**PROBLEM STATEMENT**
Would you write out every record that follows exactly, with the pictures left out?
>>>
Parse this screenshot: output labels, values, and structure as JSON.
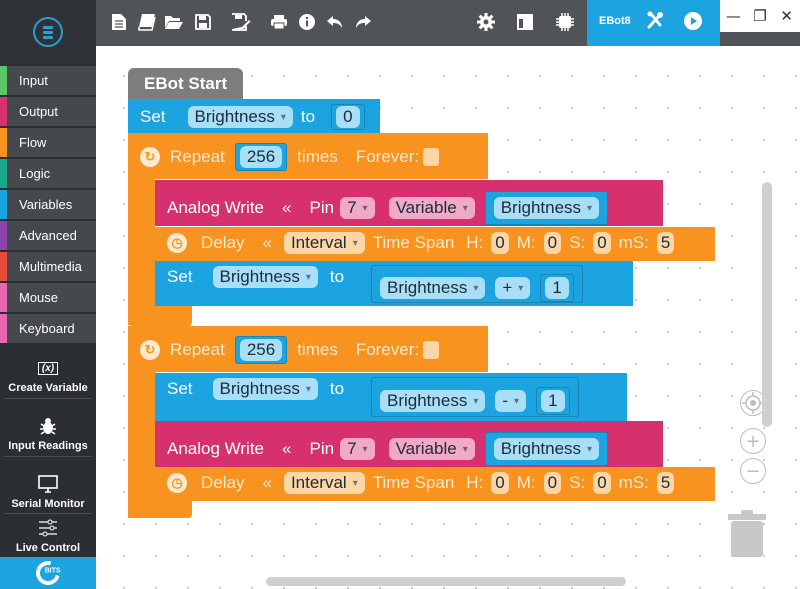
{
  "app": {
    "logo": "ebot-logo"
  },
  "toolbar": {
    "icons": [
      "new-file-icon",
      "open-book-icon",
      "open-folder-icon",
      "save-icon",
      "save-as-icon",
      "print-icon",
      "info-icon",
      "undo-icon",
      "redo-icon",
      "settings-gear-icon",
      "layout-icon",
      "chip-icon",
      "tools-icon",
      "play-icon"
    ],
    "robot_name": "EBot8"
  },
  "window_controls": {
    "minimize": "—",
    "restore": "❐",
    "close": "✕"
  },
  "sidebar": {
    "categories": [
      {
        "label": "Input",
        "color": "#5cc56a"
      },
      {
        "label": "Output",
        "color": "#d6306e"
      },
      {
        "label": "Flow",
        "color": "#f7931e"
      },
      {
        "label": "Logic",
        "color": "#1aa88a"
      },
      {
        "label": "Variables",
        "color": "#1ba4e0"
      },
      {
        "label": "Advanced",
        "color": "#8e44ad"
      },
      {
        "label": "Multimedia",
        "color": "#e74c3c"
      },
      {
        "label": "Mouse",
        "color": "#e868b0"
      },
      {
        "label": "Keyboard",
        "color": "#e868b0"
      }
    ],
    "tools": [
      {
        "label": "Create Variable",
        "icon": "variable-icon",
        "glyph": "(x)"
      },
      {
        "label": "Input Readings",
        "icon": "bug-icon",
        "glyph": "🕷"
      },
      {
        "label": "Serial Monitor",
        "icon": "monitor-icon",
        "glyph": "🖥"
      },
      {
        "label": "Live Control",
        "icon": "sliders-icon",
        "glyph": "⚟"
      }
    ],
    "footer_brand": "BITS"
  },
  "program": {
    "start": {
      "label": "EBot Start"
    },
    "set_initial": {
      "keyword": "Set",
      "variable": "Brightness",
      "to": "to",
      "value": "0"
    },
    "loops": [
      {
        "keyword": "Repeat",
        "count": "256",
        "times": "times",
        "forever": "Forever:",
        "analog_write": {
          "keyword": "Analog Write",
          "arrow": "«",
          "pin_label": "Pin",
          "pin": "7",
          "mode": "Variable",
          "variable": "Brightness"
        },
        "delay": {
          "keyword": "Delay",
          "arrow": "«",
          "mode": "Interval",
          "span": "Time Span",
          "h_label": "H:",
          "h": "0",
          "m_label": "M:",
          "m": "0",
          "s_label": "S:",
          "s": "0",
          "ms_label": "mS:",
          "ms": "5"
        },
        "set": {
          "keyword": "Set",
          "variable": "Brightness",
          "to": "to",
          "operand": "Brightness",
          "operator": "+",
          "value": "1"
        }
      },
      {
        "keyword": "Repeat",
        "count": "256",
        "times": "times",
        "forever": "Forever:",
        "set": {
          "keyword": "Set",
          "variable": "Brightness",
          "to": "to",
          "operand": "Brightness",
          "operator": "-",
          "value": "1"
        },
        "analog_write": {
          "keyword": "Analog Write",
          "arrow": "«",
          "pin_label": "Pin",
          "pin": "7",
          "mode": "Variable",
          "variable": "Brightness"
        },
        "delay": {
          "keyword": "Delay",
          "arrow": "«",
          "mode": "Interval",
          "span": "Time Span",
          "h_label": "H:",
          "h": "0",
          "m_label": "M:",
          "m": "0",
          "s_label": "S:",
          "s": "0",
          "ms_label": "mS:",
          "ms": "5"
        }
      }
    ]
  },
  "workspace_controls": {
    "center": "recenter-icon",
    "zoom_in": "+",
    "zoom_out": "−",
    "trash": "trash-icon"
  }
}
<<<
**RESULT**
Parse this screenshot: output labels, values, and structure as JSON.
{
  "app": {
    "logo": "ebot-logo"
  },
  "toolbar": {
    "icons": [
      "new-file-icon",
      "open-book-icon",
      "open-folder-icon",
      "save-icon",
      "save-as-icon",
      "print-icon",
      "info-icon",
      "undo-icon",
      "redo-icon",
      "settings-gear-icon",
      "layout-icon",
      "chip-icon",
      "tools-icon",
      "play-icon"
    ],
    "robot_name": "EBot8"
  },
  "window_controls": {
    "minimize": "—",
    "restore": "❐",
    "close": "✕"
  },
  "sidebar": {
    "categories": [
      {
        "label": "Input",
        "color": "#5cc56a"
      },
      {
        "label": "Output",
        "color": "#d6306e"
      },
      {
        "label": "Flow",
        "color": "#f7931e"
      },
      {
        "label": "Logic",
        "color": "#1aa88a"
      },
      {
        "label": "Variables",
        "color": "#1ba4e0"
      },
      {
        "label": "Advanced",
        "color": "#8e44ad"
      },
      {
        "label": "Multimedia",
        "color": "#e74c3c"
      },
      {
        "label": "Mouse",
        "color": "#e868b0"
      },
      {
        "label": "Keyboard",
        "color": "#e868b0"
      }
    ],
    "tools": [
      {
        "label": "Create Variable",
        "icon": "variable-icon",
        "glyph": "(x)"
      },
      {
        "label": "Input Readings",
        "icon": "bug-icon",
        "glyph": "🕷"
      },
      {
        "label": "Serial Monitor",
        "icon": "monitor-icon",
        "glyph": "🖥"
      },
      {
        "label": "Live Control",
        "icon": "sliders-icon",
        "glyph": "⚟"
      }
    ],
    "footer_brand": "BITS"
  },
  "program": {
    "start": {
      "label": "EBot Start"
    },
    "set_initial": {
      "keyword": "Set",
      "variable": "Brightness",
      "to": "to",
      "value": "0"
    },
    "loops": [
      {
        "keyword": "Repeat",
        "count": "256",
        "times": "times",
        "forever": "Forever:",
        "analog_write": {
          "keyword": "Analog Write",
          "arrow": "«",
          "pin_label": "Pin",
          "pin": "7",
          "mode": "Variable",
          "variable": "Brightness"
        },
        "delay": {
          "keyword": "Delay",
          "arrow": "«",
          "mode": "Interval",
          "span": "Time Span",
          "h_label": "H:",
          "h": "0",
          "m_label": "M:",
          "m": "0",
          "s_label": "S:",
          "s": "0",
          "ms_label": "mS:",
          "ms": "5"
        },
        "set": {
          "keyword": "Set",
          "variable": "Brightness",
          "to": "to",
          "operand": "Brightness",
          "operator": "+",
          "value": "1"
        }
      },
      {
        "keyword": "Repeat",
        "count": "256",
        "times": "times",
        "forever": "Forever:",
        "set": {
          "keyword": "Set",
          "variable": "Brightness",
          "to": "to",
          "operand": "Brightness",
          "operator": "-",
          "value": "1"
        },
        "analog_write": {
          "keyword": "Analog Write",
          "arrow": "«",
          "pin_label": "Pin",
          "pin": "7",
          "mode": "Variable",
          "variable": "Brightness"
        },
        "delay": {
          "keyword": "Delay",
          "arrow": "«",
          "mode": "Interval",
          "span": "Time Span",
          "h_label": "H:",
          "h": "0",
          "m_label": "M:",
          "m": "0",
          "s_label": "S:",
          "s": "0",
          "ms_label": "mS:",
          "ms": "5"
        }
      }
    ]
  },
  "workspace_controls": {
    "center": "recenter-icon",
    "zoom_in": "+",
    "zoom_out": "−",
    "trash": "trash-icon"
  }
}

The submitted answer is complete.